But as technology improves over time, the bits gained per wafer have been slowing down as it becomes more challenging to squeeze more transistors onto an IC. Physical laws become the barrier for each successive technology transition. In other words, the performance gained by adding more transistors has become lower over time, making new memory products less appealing to the older versions.
Understandably, manufacturers have less incentive to invest heavily (compared to the past) in research and development to develop next-generation products. On top of that, the capital expenditure needed to implement new-generation products becomes ever more expensive since more advanced tools and materials are needed to manufacture these complex new products.
The combination of slowing growth in transistor numbers and the growing capital requirements means manufacturers are becoming more disciplined in adding new supply, which in turn reduces price competition within the industry. While not conclusive, an anecdotal observation might illustrate the outcome of a more rational market environment: The average industry gross margin for memory and storage in the eight years from 2014 to 2021 has doubled to 40% from 20% for the eight-year cycle ended 2013.
2. A vast and expanding barrier to entry
Micron manufactures two main products: DRAM (memory) and NAND (storage). There are only three DRAM manufacturers (Samsung, SK Hynix, and Micron) and eight NAND producers (of which Micron is one) globally.
Each player (especially in the memory segment) operates at a gigantic scale. This scale is necessary to overcome the high (and ever-rising) capital requirements to design, develop, and manufacture these products. For example, Micron plans to invest $150 billion in capital expenditures and research and development in the next decade. There are just a handful of companies globally with that kind of financial might, making the barrier to entry prohibitively high for newcomers.
Besides, incumbents have significant intellectual property — for example, Micron has 50,000 patents — and technical know-how in manufacturing increasingly complicated memory and storage products. It would take years, if not decades, for newcomers to replicate the incumbents’ technology and experience.
To put the above into perspective, Micron estimates the replacement value for its existing business is $100 billion. Assuming that a new player can afford to spend $100 billion, it will still take many years to acquire the technology and technical know-how. By then, the former would have reached new milestones.

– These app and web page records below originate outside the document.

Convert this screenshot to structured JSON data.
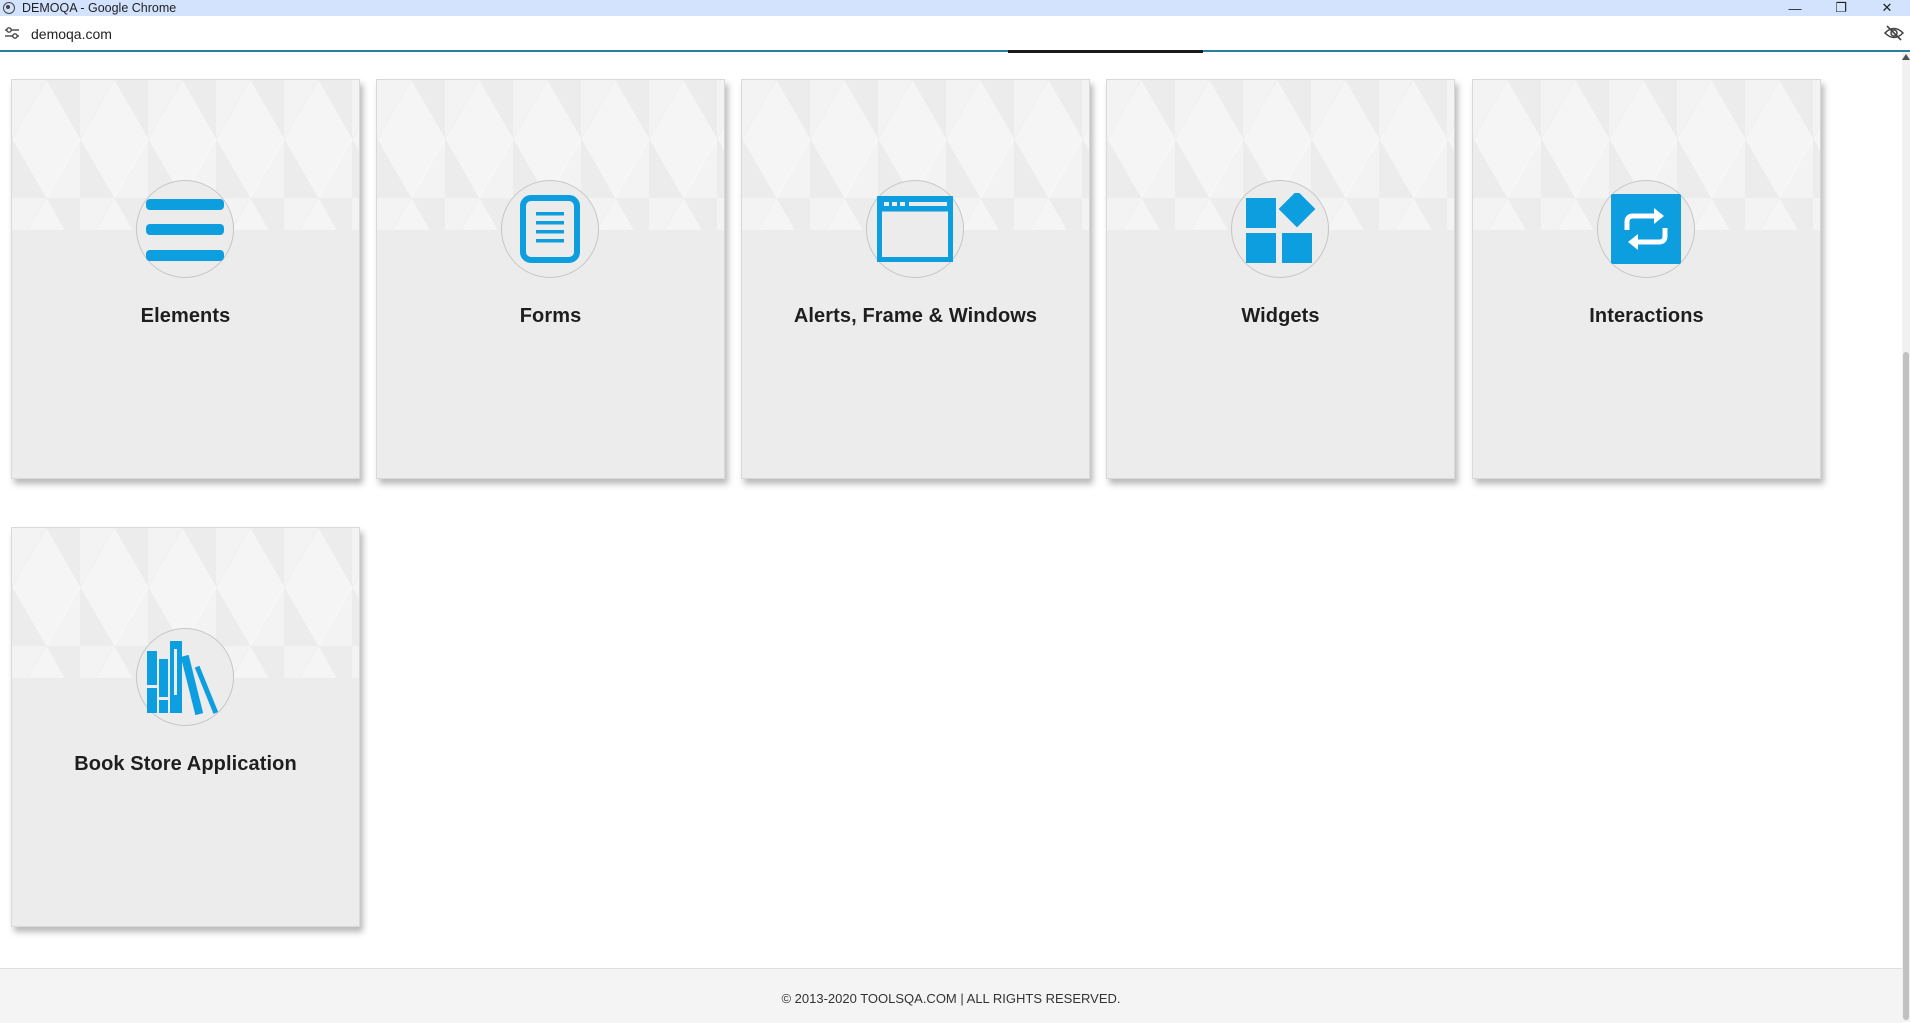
{
  "window": {
    "title": "DEMOQA - Google Chrome",
    "app_icon": "chrome-icon",
    "controls": {
      "minimize": "—",
      "restore": "❐",
      "close": "✕"
    }
  },
  "address_bar": {
    "url": "demoqa.com",
    "site_info_icon": "tune-icon",
    "visibility_icon": "eye-off-icon"
  },
  "cards": [
    {
      "title": "Elements",
      "icon": "hamburger-lines-icon"
    },
    {
      "title": "Forms",
      "icon": "document-icon"
    },
    {
      "title": "Alerts, Frame & Windows",
      "icon": "browser-window-icon"
    },
    {
      "title": "Widgets",
      "icon": "widgets-grid-icon"
    },
    {
      "title": "Interactions",
      "icon": "swap-arrows-icon"
    },
    {
      "title": "Book Store Application",
      "icon": "books-icon"
    }
  ],
  "footer": {
    "text": "© 2013-2020 TOOLSQA.COM | ALL RIGHTS RESERVED."
  },
  "colors": {
    "accent": "#0d9ee0",
    "card_bg": "#ececec",
    "titlebar_bg": "#d3e3fd"
  }
}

An increasingly high barrier of entry means existing players are well positioned to benefit from demand growth amid trends like AI, 5G, and others. All they need to do is remain disciplined in adding new supply, and continue to execute to meet customers’ current and future needs.
What it means for Micron
A more disciplined supply addition and an increasingly higher barrier of entry would benefit existing memory and storage companies like Micron.
While it isn’t guaranteed that the above trends are permanent, there are early signs that Micron is already enjoying the fruits of such positive developments. For perspective, revenue grew by a compound annual growth rate (CAGR) of 16% and gross margin advanced by 19.7% over the last five years. The tech company also generated $21 billion in cumulative free cash flow.
If the above trends continue to take shape, Micron should see a more stable revenue trend, better margins, and ultimately sustainable and growing profits over time.